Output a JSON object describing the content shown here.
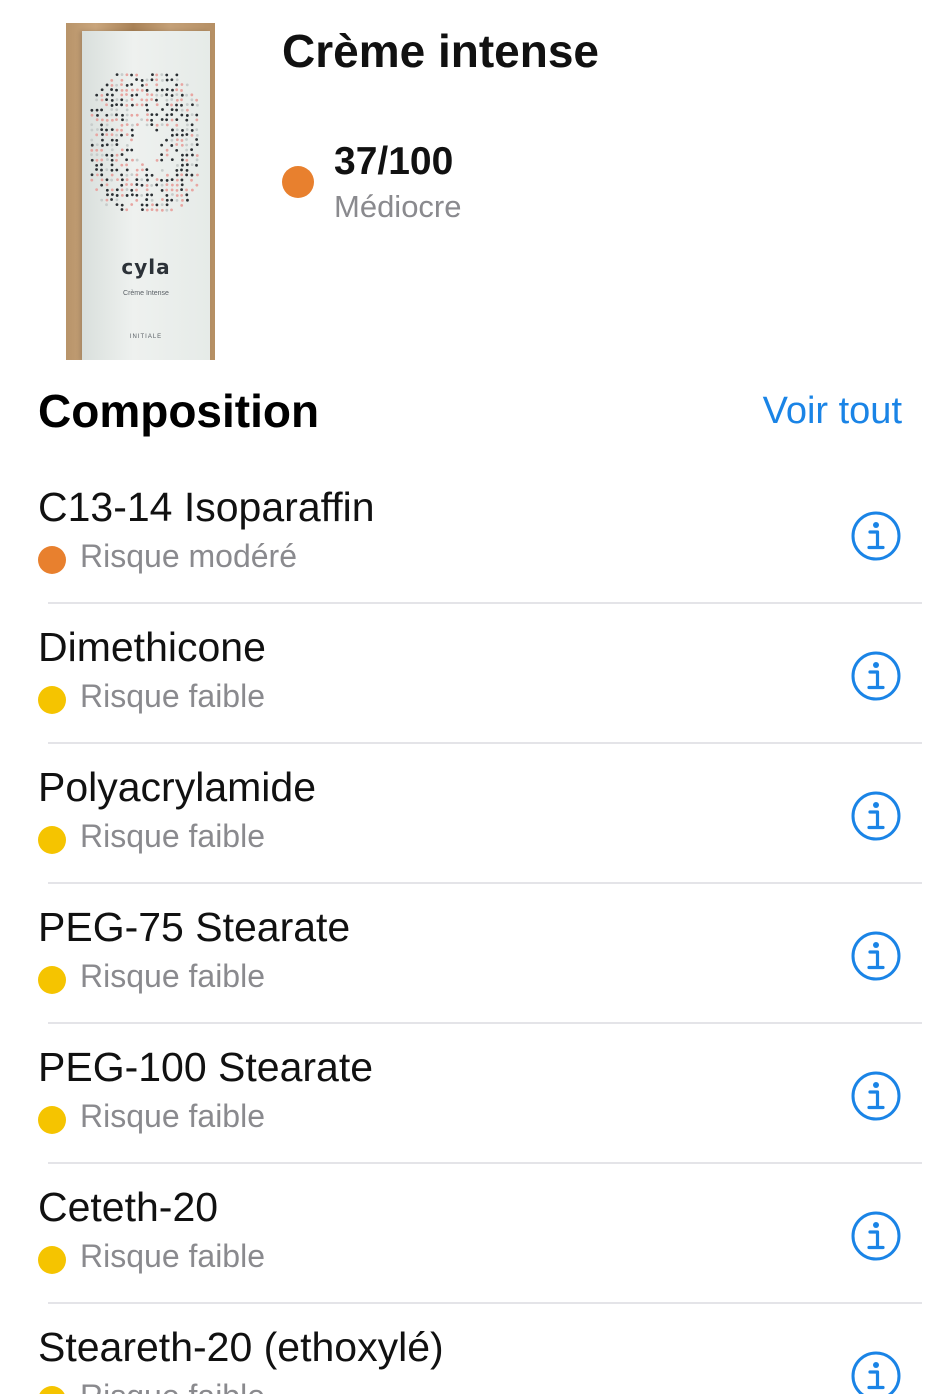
{
  "product": {
    "title": "Crème intense",
    "image": {
      "brand": "cyla",
      "subtitle": "Crème Intense",
      "footer": "INITIALE"
    },
    "score": "37/100",
    "rating": "Médiocre",
    "score_color": "#e8802e"
  },
  "composition": {
    "title": "Composition",
    "see_all_label": "Voir tout",
    "accent_color": "#1a84e6",
    "items": [
      {
        "name": "C13-14 Isoparaffin",
        "risk": "Risque modéré",
        "color": "#e8802e"
      },
      {
        "name": "Dimethicone",
        "risk": "Risque faible",
        "color": "#f5c400"
      },
      {
        "name": "Polyacrylamide",
        "risk": "Risque faible",
        "color": "#f5c400"
      },
      {
        "name": "PEG-75 Stearate",
        "risk": "Risque faible",
        "color": "#f5c400"
      },
      {
        "name": "PEG-100 Stearate",
        "risk": "Risque faible",
        "color": "#f5c400"
      },
      {
        "name": "Ceteth-20",
        "risk": "Risque faible",
        "color": "#f5c400"
      },
      {
        "name": "Steareth-20 (ethoxylé)",
        "risk": "Risque faible",
        "color": "#f5c400"
      }
    ],
    "info_icon": "info-circle-icon"
  }
}
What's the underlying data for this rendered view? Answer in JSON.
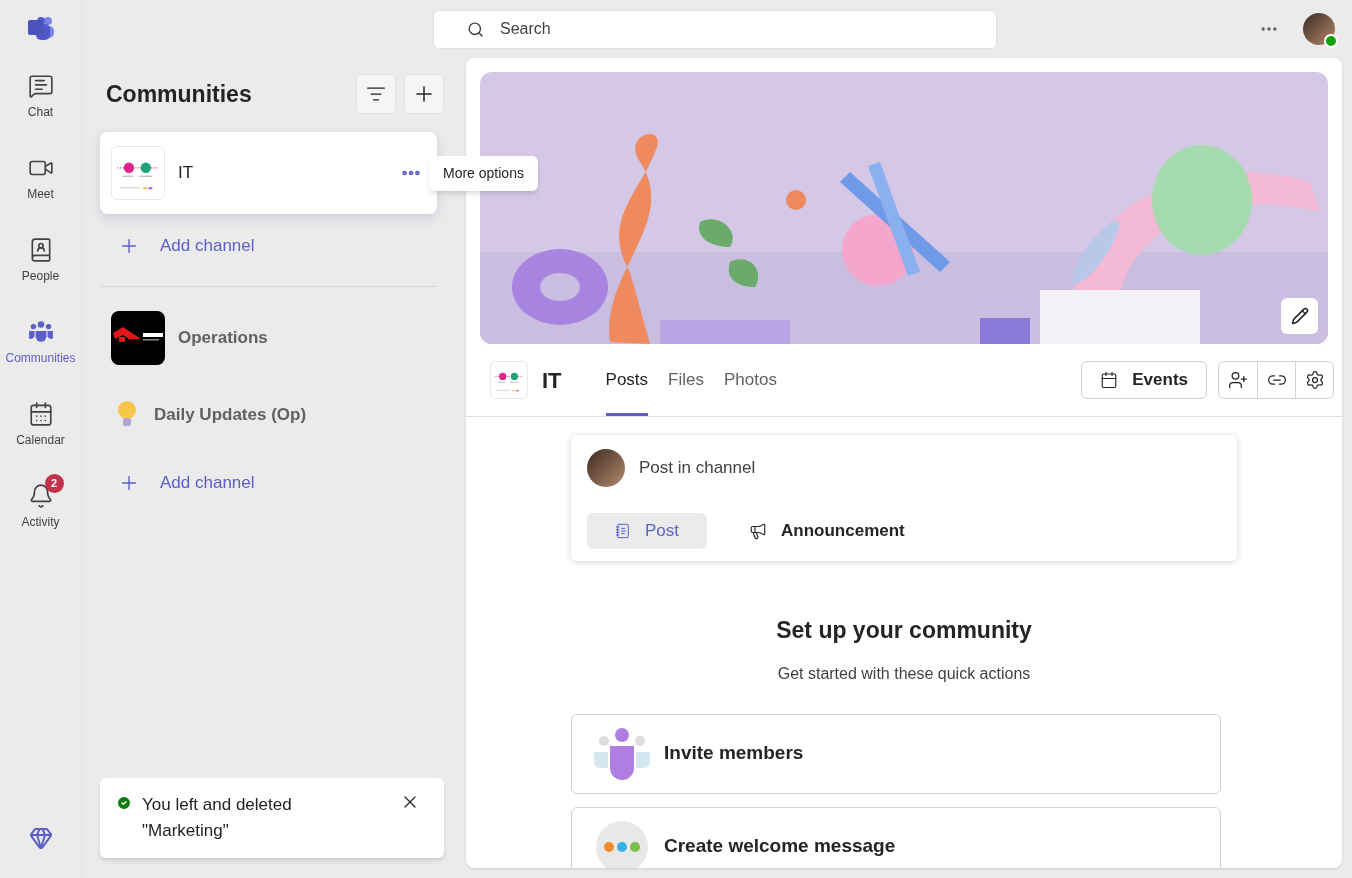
{
  "rail": [
    {
      "label": "Chat",
      "selected": false
    },
    {
      "label": "Meet",
      "selected": false
    },
    {
      "label": "People",
      "selected": false
    },
    {
      "label": "Communities",
      "selected": true
    },
    {
      "label": "Calendar",
      "selected": false
    },
    {
      "label": "Activity",
      "selected": false,
      "badge": "2"
    }
  ],
  "search": {
    "placeholder": "Search"
  },
  "communities": {
    "title": "Communities",
    "groups": [
      {
        "name": "IT",
        "selected": true,
        "channels": [
          {
            "kind": "add",
            "label": "Add channel"
          }
        ]
      },
      {
        "name": "Operations",
        "selected": false,
        "channels": [
          {
            "kind": "channel",
            "label": "Daily Updates (Op)"
          },
          {
            "kind": "add",
            "label": "Add channel"
          }
        ]
      }
    ]
  },
  "tooltip": "More options",
  "toast": {
    "message": "You left and deleted \"Marketing\""
  },
  "community": {
    "name": "IT",
    "tabs": [
      {
        "label": "Posts",
        "selected": true
      },
      {
        "label": "Files",
        "selected": false
      },
      {
        "label": "Photos",
        "selected": false
      }
    ],
    "events_button": "Events"
  },
  "composer": {
    "placeholder": "Post in channel",
    "modes": [
      {
        "label": "Post",
        "selected": true
      },
      {
        "label": "Announcement",
        "selected": false
      }
    ]
  },
  "setup": {
    "title": "Set up your community",
    "subtitle": "Get started with these quick actions",
    "actions": [
      {
        "kind": "invite",
        "label": "Invite members"
      },
      {
        "kind": "welcome",
        "label": "Create welcome message"
      }
    ]
  }
}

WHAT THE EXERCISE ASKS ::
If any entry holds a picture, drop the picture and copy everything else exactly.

FINAL ANSWER ::
Output a JSON object describing the content shown here.
{
  "product": {
    "title": "Crème intense",
    "image": {
      "brand": "cyla",
      "subtitle": "Crème Intense",
      "footer": "INITIALE"
    },
    "score": "37/100",
    "rating": "Médiocre",
    "score_color": "#e8802e"
  },
  "composition": {
    "title": "Composition",
    "see_all_label": "Voir tout",
    "accent_color": "#1a84e6",
    "items": [
      {
        "name": "C13-14 Isoparaffin",
        "risk": "Risque modéré",
        "color": "#e8802e"
      },
      {
        "name": "Dimethicone",
        "risk": "Risque faible",
        "color": "#f5c400"
      },
      {
        "name": "Polyacrylamide",
        "risk": "Risque faible",
        "color": "#f5c400"
      },
      {
        "name": "PEG-75 Stearate",
        "risk": "Risque faible",
        "color": "#f5c400"
      },
      {
        "name": "PEG-100 Stearate",
        "risk": "Risque faible",
        "color": "#f5c400"
      },
      {
        "name": "Ceteth-20",
        "risk": "Risque faible",
        "color": "#f5c400"
      },
      {
        "name": "Steareth-20 (ethoxylé)",
        "risk": "Risque faible",
        "color": "#f5c400"
      }
    ],
    "info_icon": "info-circle-icon"
  }
}
What's the underlying data for this rendered view? Answer in JSON.
{
  "rail": [
    {
      "label": "Chat",
      "selected": false
    },
    {
      "label": "Meet",
      "selected": false
    },
    {
      "label": "People",
      "selected": false
    },
    {
      "label": "Communities",
      "selected": true
    },
    {
      "label": "Calendar",
      "selected": false
    },
    {
      "label": "Activity",
      "selected": false,
      "badge": "2"
    }
  ],
  "search": {
    "placeholder": "Search"
  },
  "communities": {
    "title": "Communities",
    "groups": [
      {
        "name": "IT",
        "selected": true,
        "channels": [
          {
            "kind": "add",
            "label": "Add channel"
          }
        ]
      },
      {
        "name": "Operations",
        "selected": false,
        "channels": [
          {
            "kind": "channel",
            "label": "Daily Updates (Op)"
          },
          {
            "kind": "add",
            "label": "Add channel"
          }
        ]
      }
    ]
  },
  "tooltip": "More options",
  "toast": {
    "message": "You left and deleted \"Marketing\""
  },
  "community": {
    "name": "IT",
    "tabs": [
      {
        "label": "Posts",
        "selected": true
      },
      {
        "label": "Files",
        "selected": false
      },
      {
        "label": "Photos",
        "selected": false
      }
    ],
    "events_button": "Events"
  },
  "composer": {
    "placeholder": "Post in channel",
    "modes": [
      {
        "label": "Post",
        "selected": true
      },
      {
        "label": "Announcement",
        "selected": false
      }
    ]
  },
  "setup": {
    "title": "Set up your community",
    "subtitle": "Get started with these quick actions",
    "actions": [
      {
        "kind": "invite",
        "label": "Invite members"
      },
      {
        "kind": "welcome",
        "label": "Create welcome message"
      }
    ]
  }
}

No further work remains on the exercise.